*Study material*
== == ==
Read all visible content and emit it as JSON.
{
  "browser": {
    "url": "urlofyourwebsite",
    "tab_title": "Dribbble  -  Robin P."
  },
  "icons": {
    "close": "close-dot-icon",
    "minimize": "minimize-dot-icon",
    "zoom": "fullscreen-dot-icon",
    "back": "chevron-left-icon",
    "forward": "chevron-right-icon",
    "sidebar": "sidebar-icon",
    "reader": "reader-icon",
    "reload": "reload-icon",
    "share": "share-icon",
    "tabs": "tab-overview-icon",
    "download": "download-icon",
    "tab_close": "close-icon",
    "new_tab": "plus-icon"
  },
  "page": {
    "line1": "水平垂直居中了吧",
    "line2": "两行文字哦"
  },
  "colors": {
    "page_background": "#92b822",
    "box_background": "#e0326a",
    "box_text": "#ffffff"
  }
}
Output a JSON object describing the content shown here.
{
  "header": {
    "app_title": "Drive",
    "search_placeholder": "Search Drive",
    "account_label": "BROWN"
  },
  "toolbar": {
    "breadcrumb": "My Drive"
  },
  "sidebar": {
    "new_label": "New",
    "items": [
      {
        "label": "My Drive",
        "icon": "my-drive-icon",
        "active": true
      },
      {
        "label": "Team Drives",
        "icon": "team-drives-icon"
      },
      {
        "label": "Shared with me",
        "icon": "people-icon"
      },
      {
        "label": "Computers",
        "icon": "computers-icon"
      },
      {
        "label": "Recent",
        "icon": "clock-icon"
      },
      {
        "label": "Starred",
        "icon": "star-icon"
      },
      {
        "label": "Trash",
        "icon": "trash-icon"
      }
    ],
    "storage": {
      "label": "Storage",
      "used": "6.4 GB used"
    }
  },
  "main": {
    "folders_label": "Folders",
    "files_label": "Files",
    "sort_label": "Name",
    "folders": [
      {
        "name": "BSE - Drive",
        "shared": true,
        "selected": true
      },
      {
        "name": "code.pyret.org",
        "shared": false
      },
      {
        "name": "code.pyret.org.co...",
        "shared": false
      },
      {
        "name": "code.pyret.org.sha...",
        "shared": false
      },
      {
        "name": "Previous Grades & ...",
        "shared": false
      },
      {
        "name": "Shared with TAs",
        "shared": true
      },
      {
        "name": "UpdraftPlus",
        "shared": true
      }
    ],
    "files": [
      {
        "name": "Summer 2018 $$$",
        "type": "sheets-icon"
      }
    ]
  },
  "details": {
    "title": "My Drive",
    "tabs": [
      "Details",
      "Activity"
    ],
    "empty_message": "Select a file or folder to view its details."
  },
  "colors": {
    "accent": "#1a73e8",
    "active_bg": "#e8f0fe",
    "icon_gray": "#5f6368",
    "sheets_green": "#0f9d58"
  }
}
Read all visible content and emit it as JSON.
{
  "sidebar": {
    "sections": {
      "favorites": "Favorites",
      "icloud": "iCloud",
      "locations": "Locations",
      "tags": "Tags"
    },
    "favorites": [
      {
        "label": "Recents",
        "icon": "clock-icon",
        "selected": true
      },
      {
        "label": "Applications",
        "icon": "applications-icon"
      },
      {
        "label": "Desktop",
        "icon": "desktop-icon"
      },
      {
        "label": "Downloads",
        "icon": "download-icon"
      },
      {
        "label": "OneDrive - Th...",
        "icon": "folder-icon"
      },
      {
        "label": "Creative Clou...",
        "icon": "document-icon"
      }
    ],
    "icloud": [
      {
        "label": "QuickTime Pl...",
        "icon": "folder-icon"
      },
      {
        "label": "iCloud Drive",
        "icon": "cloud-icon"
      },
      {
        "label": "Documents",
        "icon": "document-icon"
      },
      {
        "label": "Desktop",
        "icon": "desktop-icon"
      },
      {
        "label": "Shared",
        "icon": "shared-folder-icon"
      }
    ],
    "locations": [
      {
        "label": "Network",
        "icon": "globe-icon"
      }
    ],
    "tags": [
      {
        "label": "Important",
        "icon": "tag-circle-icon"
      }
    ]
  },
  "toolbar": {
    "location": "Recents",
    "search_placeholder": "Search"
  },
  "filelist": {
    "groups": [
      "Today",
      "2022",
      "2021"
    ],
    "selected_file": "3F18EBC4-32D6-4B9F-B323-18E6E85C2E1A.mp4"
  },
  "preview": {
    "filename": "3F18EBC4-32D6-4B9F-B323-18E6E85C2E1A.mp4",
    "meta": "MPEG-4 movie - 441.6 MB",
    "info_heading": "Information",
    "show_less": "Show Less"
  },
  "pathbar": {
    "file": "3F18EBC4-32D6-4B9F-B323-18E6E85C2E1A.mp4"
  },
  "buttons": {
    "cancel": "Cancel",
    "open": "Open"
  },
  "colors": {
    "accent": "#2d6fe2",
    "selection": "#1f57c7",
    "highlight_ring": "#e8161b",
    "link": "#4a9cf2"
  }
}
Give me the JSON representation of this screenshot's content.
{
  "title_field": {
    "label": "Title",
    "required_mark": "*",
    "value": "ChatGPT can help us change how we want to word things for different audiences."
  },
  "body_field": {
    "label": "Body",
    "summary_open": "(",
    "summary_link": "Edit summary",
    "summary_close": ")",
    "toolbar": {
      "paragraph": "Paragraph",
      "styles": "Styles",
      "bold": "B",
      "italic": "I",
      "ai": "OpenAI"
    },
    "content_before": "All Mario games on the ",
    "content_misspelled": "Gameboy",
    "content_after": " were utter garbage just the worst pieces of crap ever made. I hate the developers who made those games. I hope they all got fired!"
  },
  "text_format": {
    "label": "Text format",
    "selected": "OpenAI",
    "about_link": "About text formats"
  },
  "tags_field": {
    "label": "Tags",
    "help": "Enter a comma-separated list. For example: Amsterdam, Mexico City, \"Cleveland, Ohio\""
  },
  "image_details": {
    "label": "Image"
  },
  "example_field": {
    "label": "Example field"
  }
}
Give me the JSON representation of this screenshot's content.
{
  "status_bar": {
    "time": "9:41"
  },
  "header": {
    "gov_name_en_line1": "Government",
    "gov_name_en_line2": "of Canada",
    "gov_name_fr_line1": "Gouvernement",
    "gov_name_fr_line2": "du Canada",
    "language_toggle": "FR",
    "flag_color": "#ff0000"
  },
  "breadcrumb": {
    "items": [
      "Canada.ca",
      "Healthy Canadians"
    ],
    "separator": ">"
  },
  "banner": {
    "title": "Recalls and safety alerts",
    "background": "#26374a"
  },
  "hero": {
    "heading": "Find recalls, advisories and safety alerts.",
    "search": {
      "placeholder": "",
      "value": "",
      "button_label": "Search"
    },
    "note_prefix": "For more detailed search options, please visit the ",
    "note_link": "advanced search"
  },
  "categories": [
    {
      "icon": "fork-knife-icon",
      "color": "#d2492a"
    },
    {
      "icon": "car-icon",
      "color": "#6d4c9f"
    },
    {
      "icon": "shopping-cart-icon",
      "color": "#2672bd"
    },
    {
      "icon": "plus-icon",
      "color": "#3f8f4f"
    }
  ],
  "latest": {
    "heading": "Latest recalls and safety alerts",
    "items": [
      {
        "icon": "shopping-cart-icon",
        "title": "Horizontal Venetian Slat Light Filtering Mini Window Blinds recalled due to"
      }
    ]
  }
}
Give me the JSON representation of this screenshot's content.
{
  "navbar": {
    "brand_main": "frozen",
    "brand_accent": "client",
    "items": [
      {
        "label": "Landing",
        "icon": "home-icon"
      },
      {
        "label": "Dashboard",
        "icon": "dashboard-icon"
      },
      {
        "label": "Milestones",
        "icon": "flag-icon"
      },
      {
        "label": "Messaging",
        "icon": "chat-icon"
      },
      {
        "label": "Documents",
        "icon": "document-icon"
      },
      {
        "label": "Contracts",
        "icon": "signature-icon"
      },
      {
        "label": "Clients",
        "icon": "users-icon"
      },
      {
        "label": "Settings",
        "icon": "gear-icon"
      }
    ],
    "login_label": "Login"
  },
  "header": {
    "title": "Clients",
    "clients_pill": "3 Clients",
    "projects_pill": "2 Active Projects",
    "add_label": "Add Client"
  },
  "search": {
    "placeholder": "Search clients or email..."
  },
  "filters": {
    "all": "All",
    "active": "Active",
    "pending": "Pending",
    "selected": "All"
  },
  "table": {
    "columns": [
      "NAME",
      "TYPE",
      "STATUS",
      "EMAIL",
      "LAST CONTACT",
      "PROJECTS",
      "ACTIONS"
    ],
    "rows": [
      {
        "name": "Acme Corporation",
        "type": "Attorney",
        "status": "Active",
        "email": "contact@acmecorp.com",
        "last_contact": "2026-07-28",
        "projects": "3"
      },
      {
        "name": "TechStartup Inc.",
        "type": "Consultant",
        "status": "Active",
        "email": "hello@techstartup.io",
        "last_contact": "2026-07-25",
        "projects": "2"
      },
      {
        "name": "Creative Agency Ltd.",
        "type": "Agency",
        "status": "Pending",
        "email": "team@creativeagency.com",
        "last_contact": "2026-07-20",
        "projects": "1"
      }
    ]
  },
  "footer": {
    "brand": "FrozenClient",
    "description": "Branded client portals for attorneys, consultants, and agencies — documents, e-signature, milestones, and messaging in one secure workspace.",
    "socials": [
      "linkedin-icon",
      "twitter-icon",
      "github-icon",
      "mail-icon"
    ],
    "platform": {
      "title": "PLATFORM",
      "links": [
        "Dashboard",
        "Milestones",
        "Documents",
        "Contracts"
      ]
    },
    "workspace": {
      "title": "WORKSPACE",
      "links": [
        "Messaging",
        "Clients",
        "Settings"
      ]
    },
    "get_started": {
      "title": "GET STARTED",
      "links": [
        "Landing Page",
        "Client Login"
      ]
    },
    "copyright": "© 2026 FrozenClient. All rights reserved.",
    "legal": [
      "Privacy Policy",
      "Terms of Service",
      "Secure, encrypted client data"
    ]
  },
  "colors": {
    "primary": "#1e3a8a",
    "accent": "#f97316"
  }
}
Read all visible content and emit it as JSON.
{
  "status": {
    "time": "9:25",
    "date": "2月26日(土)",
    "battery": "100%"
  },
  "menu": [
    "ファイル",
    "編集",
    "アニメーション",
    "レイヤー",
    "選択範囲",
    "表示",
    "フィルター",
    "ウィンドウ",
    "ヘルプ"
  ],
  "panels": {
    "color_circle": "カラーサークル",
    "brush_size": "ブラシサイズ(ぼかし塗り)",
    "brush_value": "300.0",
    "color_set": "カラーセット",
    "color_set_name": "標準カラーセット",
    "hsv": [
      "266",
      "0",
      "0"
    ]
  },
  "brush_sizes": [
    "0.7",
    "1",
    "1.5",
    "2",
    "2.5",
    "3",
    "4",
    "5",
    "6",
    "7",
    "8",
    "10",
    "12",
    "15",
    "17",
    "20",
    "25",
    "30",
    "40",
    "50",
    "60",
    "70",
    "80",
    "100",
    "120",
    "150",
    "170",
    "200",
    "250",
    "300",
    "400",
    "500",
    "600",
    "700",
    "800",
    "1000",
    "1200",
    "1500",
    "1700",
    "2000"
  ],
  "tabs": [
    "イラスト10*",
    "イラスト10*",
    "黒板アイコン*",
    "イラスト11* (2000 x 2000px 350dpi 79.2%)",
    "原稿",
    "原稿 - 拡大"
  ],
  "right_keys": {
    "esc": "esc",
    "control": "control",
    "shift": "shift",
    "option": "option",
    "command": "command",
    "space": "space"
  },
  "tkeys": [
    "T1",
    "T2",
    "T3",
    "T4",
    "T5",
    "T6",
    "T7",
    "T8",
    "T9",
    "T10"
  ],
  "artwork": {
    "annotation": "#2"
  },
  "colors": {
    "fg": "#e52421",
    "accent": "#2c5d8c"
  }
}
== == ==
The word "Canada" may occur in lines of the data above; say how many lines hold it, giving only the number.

*Exercise result*
3